the traveler corresponds
Some see shapes in clouds.
Some see nebulous borders.
The glass is half spilled.
His friend wrote to him of distant places overflowing with details: smells, colors, voices and light swirled in an intoxication of imaginary, but very real elsewhere, delights. He could only respond with the humdrum details of a life at home, of common acquaintances sailing in slow tides of good fortune or bad, overwhelmed sometimes by waves of joy or terror, of children growing into strangers, of the house on the corner being torn down, but the girl they had both loved long ago, who lived there, had married and moved away, so the house had long ago been empty for them, whoever else lived there. Yet his friend, famous in their town as a person who had scaled the heights of fame far away, hung on these details, and pressed him for more. How a traveler through such peacock landscapes spread gaudily all around, could bother with the drabness of here, startled him. His friend might miss the place, but he certainly would relish the opportunity to miss this town for awhile.
Review by Mary Giudice
The haibun form attracted me to this poem. The subject matter and the speaker’s quiet wonder kept me there. Not many friendships last long enough to get to this place where two people can talk about loves and landscapes that are gone in the real world but still exist in their shared memories. Now one is away and hungry for details of home while one is stuck “home” and dreams of leaving. A fragile thread of written correspondence connects these two men who seem to combine to be the two halves of a full glass. I just plain liked it.
Review by Dave Mehler
I think Mary concisely captures it, pulling out the two halves of the glass, half-full or half-empty, while the poem is told from the half empty point of view, in my read. Or is it? I imagine the one who made it and got away, who only fancies he misses the place is half-full? But then I think of a movie scenario in which this very scene is played out: It’s a Wonderful Life, with George Bailey and Sam ‘hee-haw’ Wainwright.
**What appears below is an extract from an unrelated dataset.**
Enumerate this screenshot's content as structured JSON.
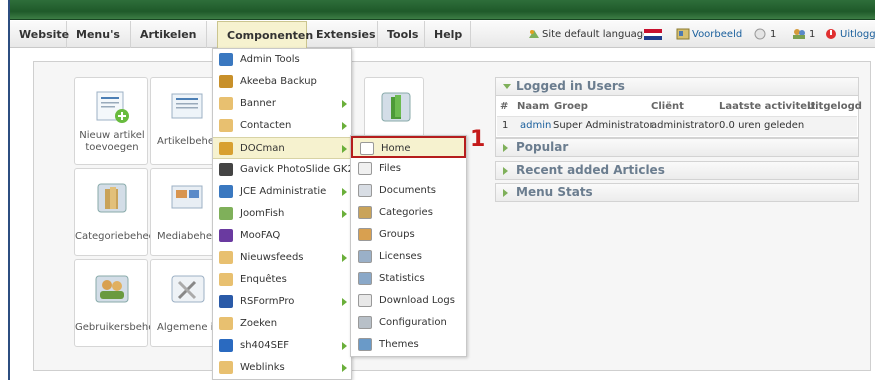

They both sort of loved and sort of didn’t love the Donna Reed character (turns out only George really did, and got the girl)– George appears to be the half-empty even though the premise of the movie is that he’s actually full. And Sam, while he left Bedford Falls and made a fortune in plastics during WWII, doesn’t appear to have secured any deeper meaning or true love in his life? Think of the scene where Sam shows up in his fancy car with his bimbo on their way to Florida and invites George and Mary to come along, then after declining George walks back to his old jalopy and kicks the door closed because it won’t shut–not realizing he’s the one who truly got the gold. Sorry if you don’t know and therefore can’t follow the movie reference–maybe there is someone out there who hasn’t seen it?
I think the point that I wanted to underscore that perhaps Mary skims over is that the thread that joins these two isn’t the more literal ‘correspondence’ between them, but the longing–the incredibly deep longing! Both of them long for the girl that got away such that the ‘house had long ago been empty for them, whoever else lived there.’ And then there is the ‘longing’ both seem to have, where the one who is successful still wants to hear all about the old drab place (which still appears to hold magic for him perhaps only because of that lost love?). This should be a wake up call to the narrator, and while he’s startled, he just can’t see it. Then there’s the longing from the narrator who wishes he’d escaped from his hometown, who is incapable of conceiving that the worldly and superficial success or fame of his friend might actually be only shallow, empty and illusory, so he is bitterly ironic when he says to himself, ‘[I] certainly [italics mine] would relish the opportunity to miss this town for awhile.’ Kind of like the George Bailey before his heraldically delivered epiphany. And of course, the George in this poem never even got the girl. I think what we get isn’t a glass half-empty united with a glass half-full to become one glass of water, but only two examples of one side of a two-sided coin–both strike me as half-empty, it’s just that the narrator fails to realize how he and his friend are the same. To me the central character is their longing and nostalgia, either for what was or what might have been and how diminished and unrealized their ‘half’ lives are as a result. Rather than inhabiting reality where they actually live, they both seem to exist in a dream. Maybe even in some film reel rolling in their minds.